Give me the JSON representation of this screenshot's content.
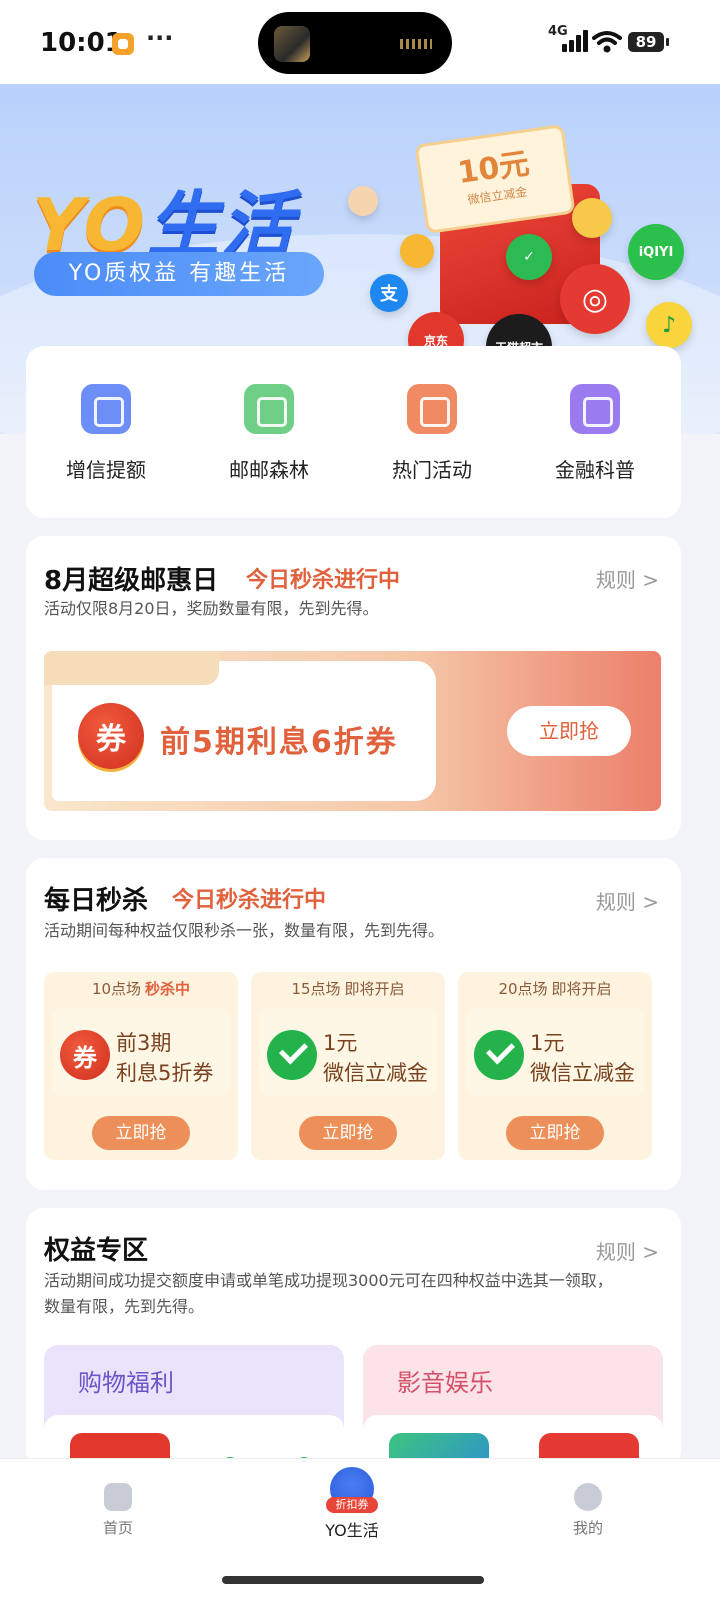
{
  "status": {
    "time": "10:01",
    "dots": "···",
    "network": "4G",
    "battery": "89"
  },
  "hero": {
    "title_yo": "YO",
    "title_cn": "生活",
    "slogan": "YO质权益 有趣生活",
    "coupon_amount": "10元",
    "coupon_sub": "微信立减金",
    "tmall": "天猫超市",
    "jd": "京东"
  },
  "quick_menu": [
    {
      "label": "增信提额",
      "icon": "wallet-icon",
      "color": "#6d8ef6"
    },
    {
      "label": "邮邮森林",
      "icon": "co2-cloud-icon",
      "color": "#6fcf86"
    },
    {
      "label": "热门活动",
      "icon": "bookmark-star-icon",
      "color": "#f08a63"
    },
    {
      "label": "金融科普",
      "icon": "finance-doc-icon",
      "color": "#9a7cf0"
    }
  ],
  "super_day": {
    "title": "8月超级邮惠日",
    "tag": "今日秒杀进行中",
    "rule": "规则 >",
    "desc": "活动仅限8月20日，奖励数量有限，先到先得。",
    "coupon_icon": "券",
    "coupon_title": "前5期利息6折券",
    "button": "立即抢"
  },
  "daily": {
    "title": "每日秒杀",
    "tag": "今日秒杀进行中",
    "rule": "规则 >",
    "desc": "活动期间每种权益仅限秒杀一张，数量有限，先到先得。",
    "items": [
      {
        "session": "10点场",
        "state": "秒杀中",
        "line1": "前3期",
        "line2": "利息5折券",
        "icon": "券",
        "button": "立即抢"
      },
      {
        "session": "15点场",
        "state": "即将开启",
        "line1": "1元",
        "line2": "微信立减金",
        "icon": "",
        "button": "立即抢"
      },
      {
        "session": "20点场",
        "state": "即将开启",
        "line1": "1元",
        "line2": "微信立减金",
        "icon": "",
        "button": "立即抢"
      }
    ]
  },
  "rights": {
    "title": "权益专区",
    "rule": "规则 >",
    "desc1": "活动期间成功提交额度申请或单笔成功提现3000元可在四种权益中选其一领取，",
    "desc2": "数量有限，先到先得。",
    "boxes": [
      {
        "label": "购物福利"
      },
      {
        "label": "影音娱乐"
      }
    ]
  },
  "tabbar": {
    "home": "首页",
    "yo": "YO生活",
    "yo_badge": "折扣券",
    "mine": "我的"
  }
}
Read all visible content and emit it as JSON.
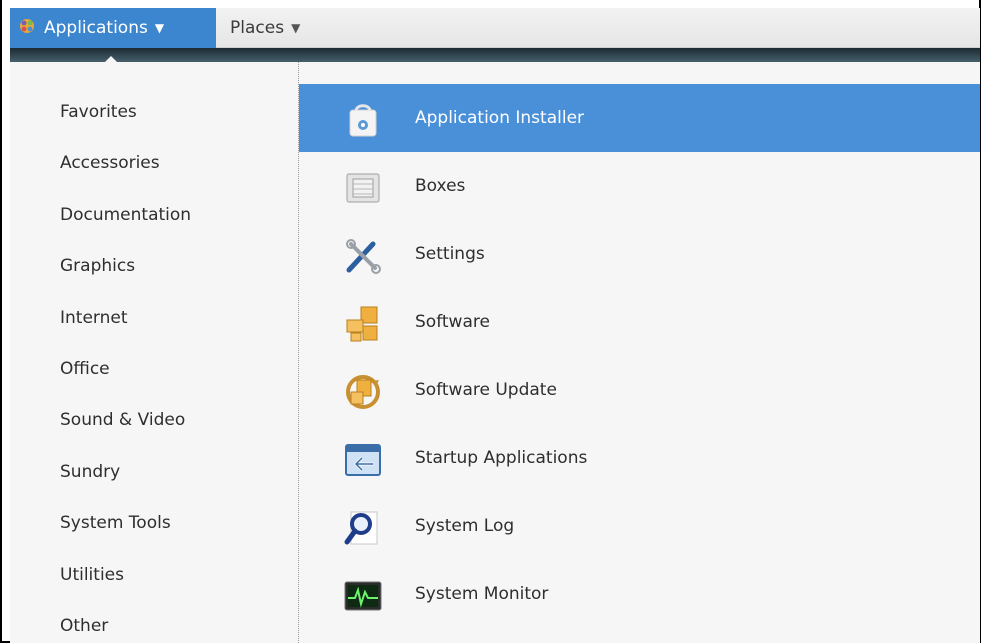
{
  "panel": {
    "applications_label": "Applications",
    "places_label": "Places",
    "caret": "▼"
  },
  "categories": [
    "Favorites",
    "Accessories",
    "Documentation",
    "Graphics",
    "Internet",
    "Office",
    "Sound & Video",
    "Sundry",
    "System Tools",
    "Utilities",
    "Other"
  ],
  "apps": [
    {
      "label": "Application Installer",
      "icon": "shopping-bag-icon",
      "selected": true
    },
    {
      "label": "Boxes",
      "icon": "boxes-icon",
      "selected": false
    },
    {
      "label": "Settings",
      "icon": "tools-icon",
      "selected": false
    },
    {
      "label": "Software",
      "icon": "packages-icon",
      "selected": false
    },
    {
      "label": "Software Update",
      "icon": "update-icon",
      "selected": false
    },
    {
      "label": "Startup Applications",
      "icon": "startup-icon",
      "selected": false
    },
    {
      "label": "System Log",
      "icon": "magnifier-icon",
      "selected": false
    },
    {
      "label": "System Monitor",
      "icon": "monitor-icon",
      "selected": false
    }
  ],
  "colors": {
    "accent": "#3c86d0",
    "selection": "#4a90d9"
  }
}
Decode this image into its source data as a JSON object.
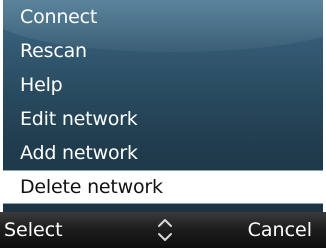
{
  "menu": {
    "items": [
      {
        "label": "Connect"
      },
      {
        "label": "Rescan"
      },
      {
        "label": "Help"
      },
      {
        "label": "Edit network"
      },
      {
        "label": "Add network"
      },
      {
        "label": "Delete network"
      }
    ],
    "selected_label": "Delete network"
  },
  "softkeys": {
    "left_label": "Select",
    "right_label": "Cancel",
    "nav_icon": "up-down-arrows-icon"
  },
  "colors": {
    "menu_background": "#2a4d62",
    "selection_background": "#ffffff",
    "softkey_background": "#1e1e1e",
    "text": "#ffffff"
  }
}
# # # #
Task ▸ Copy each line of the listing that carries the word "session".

Result of this task ▸
        "session": "10点场",
        "session": "15点场",
        "session": "20点场",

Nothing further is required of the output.